It was alleged that the district court had supplemental jurisdiction over that and other state law counts. After the remand from the Supreme Court, the Court of Appeals stated that "counts five, six, seven, which allege violations of state law, survive as well pursuant to the district court's supplemental jurisdiction. See 28 U.S.C. § 1367." NOW v. Scheidler, 25 F.3d 1053, 1994 WL 196761 *2. Plaintiffs seize upon that language to argue that if the state law claims survive and this court retains jurisdiction over them, then there could not have been a final judgment on the merits for res judicata purposes. There are several things wrong with Plaintiff's position: First, the quoted statement by the Court of Appeals is dicta; second, once the order of dismissal of Count I became final, this court ceased to have jurisdiction over count V of the Second Amended Complaint; and third, Plaintiffs misconstrue the operation of res judicata in this circumstance. Count I of the Second Amended Complaint stated a claim as to which this court had federal question jurisdiction.
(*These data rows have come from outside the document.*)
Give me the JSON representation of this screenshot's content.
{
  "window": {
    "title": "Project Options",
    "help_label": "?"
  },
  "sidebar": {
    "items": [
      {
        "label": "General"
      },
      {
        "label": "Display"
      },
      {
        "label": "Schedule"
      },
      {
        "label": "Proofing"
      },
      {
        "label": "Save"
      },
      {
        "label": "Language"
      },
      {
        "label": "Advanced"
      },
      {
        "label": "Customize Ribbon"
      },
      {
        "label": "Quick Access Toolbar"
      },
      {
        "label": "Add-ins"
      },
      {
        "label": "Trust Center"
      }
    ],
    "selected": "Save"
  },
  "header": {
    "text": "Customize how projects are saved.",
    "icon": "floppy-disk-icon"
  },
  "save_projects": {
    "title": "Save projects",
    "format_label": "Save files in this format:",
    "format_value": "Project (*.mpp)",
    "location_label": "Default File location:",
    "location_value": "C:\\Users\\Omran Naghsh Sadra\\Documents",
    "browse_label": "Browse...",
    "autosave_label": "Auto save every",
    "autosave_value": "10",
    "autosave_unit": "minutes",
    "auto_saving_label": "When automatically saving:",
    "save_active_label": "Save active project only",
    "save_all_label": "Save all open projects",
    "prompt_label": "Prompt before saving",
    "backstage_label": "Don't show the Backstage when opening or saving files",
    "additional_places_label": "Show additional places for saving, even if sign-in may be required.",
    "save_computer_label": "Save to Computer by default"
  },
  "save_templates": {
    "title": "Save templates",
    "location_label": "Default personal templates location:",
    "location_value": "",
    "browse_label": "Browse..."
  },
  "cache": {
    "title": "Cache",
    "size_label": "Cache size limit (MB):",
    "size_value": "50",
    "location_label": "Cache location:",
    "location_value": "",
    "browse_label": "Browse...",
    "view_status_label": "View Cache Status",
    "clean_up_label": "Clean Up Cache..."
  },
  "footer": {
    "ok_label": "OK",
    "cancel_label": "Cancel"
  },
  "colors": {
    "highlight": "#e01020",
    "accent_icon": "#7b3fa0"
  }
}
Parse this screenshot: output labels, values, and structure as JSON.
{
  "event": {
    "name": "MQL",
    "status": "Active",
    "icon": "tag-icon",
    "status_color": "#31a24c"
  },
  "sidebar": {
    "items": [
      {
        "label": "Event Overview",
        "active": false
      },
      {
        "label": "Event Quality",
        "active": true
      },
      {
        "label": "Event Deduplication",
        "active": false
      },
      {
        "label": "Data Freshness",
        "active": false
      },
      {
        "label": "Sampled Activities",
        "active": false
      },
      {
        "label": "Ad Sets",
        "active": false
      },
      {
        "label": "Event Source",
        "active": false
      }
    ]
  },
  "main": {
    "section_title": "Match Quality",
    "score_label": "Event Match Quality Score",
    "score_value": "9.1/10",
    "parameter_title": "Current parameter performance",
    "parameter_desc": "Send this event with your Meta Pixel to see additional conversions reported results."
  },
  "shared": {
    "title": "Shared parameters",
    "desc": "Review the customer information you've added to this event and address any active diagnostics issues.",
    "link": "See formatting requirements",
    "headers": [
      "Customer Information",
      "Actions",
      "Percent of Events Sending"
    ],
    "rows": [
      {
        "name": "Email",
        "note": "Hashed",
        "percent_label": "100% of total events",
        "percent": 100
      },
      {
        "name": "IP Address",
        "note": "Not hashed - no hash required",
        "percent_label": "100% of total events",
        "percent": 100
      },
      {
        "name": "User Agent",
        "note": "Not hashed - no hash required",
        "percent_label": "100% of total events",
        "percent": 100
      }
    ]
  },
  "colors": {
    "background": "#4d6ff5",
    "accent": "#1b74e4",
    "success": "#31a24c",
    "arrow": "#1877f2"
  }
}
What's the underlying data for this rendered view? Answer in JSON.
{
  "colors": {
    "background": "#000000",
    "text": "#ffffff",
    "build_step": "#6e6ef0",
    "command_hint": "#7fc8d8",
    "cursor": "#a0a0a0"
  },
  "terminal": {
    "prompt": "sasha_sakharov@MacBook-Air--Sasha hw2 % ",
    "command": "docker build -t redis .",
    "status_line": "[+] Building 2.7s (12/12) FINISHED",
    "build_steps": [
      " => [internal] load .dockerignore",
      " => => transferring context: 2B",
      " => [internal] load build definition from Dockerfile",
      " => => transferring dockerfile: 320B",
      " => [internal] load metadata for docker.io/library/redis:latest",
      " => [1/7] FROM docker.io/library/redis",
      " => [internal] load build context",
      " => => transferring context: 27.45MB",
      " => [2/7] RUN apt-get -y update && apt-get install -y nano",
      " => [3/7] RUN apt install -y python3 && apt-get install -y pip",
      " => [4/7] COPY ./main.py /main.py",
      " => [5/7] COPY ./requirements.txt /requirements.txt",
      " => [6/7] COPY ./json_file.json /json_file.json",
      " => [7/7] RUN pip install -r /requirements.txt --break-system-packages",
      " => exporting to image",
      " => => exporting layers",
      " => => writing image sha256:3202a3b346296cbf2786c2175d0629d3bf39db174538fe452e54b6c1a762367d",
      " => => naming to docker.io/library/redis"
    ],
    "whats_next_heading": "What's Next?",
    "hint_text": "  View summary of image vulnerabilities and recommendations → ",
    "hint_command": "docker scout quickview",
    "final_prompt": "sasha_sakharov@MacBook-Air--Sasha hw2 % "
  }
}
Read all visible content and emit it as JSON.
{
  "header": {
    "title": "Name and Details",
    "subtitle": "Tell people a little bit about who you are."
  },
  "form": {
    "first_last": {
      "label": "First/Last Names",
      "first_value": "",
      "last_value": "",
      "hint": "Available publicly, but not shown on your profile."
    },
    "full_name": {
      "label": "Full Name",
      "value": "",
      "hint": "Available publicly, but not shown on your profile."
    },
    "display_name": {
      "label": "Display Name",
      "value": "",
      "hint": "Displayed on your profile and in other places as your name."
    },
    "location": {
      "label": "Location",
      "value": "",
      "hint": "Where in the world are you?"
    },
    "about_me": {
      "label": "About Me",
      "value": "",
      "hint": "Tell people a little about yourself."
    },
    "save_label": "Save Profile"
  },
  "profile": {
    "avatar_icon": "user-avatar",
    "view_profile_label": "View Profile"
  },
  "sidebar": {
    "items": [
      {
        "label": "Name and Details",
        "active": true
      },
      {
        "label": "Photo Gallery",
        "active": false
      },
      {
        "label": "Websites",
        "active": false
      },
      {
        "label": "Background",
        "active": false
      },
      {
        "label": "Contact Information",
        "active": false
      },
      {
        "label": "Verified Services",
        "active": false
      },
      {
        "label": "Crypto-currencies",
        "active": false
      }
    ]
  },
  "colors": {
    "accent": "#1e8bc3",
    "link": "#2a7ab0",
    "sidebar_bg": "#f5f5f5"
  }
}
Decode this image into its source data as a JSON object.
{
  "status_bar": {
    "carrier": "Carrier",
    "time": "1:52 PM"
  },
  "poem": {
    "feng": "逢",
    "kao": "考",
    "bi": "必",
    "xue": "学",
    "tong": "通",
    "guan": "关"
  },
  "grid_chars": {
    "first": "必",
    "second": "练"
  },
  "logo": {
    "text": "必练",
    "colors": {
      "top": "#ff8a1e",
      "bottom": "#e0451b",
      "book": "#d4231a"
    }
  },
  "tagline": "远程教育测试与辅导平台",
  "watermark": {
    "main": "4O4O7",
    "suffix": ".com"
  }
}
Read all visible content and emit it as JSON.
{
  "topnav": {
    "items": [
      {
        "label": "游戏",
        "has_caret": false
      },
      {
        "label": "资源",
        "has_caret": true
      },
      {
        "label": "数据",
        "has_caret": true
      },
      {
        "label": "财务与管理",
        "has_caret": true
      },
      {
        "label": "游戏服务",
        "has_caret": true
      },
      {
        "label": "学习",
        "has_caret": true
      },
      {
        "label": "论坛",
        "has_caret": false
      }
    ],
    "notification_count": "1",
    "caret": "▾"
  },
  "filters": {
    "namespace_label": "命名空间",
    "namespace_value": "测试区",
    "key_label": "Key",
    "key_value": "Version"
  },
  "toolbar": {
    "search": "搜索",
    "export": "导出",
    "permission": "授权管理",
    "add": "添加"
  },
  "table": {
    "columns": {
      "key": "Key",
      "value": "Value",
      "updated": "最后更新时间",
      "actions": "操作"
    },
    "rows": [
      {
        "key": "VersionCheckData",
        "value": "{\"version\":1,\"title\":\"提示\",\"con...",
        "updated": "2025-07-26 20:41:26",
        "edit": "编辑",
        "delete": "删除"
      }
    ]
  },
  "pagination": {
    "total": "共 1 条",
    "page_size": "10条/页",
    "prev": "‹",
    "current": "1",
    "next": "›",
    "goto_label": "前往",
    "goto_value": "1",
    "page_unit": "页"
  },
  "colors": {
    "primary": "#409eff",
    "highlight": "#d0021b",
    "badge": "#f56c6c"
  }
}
Count V stated a claim as to which this court had supplemental jurisdiction because of its relationship to the issues raised in count I; what was previously called "pendent claim" jurisdiction. Finley v. United States, 490 U.S. 545, 548, 109 S. Ct. 2003, 2006 (citing United Mine Workers v. Gibbs, 383 U.S. 715, 86 S. Ct. 1130, 16 L. Ed. 2d 218 (1966); Hurn v. Oursler, 289 U.S. 238, 53 S. Ct. 586, 77 L. Ed. 1148 (1933); Siler v. Louisville & Nashville R. Co., 213 U.S. 175, 29 S. Ct. 451, 53 L. Ed. 753 (1909)). Count I was dismissed because the district court concluded that the Sherman Act was not applicable to the conduct alleged in the Second Amended Complaint. Res judicata should bar the Plaintiffs from now amending the complaint to allege a new (RICO) theory in connection with the same alleged conduct without regard to whether there remain unresolved state law claims. A brief example demonstrates why this is so. If the allegations against Wojnar contained in count V had been made in a separate state complaint rather than in the same (federal) complaint as count V, and the federal claim had been dismissed, there is no logical reason why res judicata should not bar Plaintiffs from filing a new federal complaint asserting a different (federal) legal theory as to Wojnar, but based upon the same operative facts. In the example, the existence of the state claim is irrelevant to the question of whether res judicata should apply to the federal claim.
Plaintiffs claims against Wojnar are barred by res judicata and will be dismissed.
II. Supplemental, Ancillary, or Pendent Jurisdiction Over Vital-Med
As the only claim against Vital-Med is stated under state law, it is clear that claim is not supplemental to any federal ...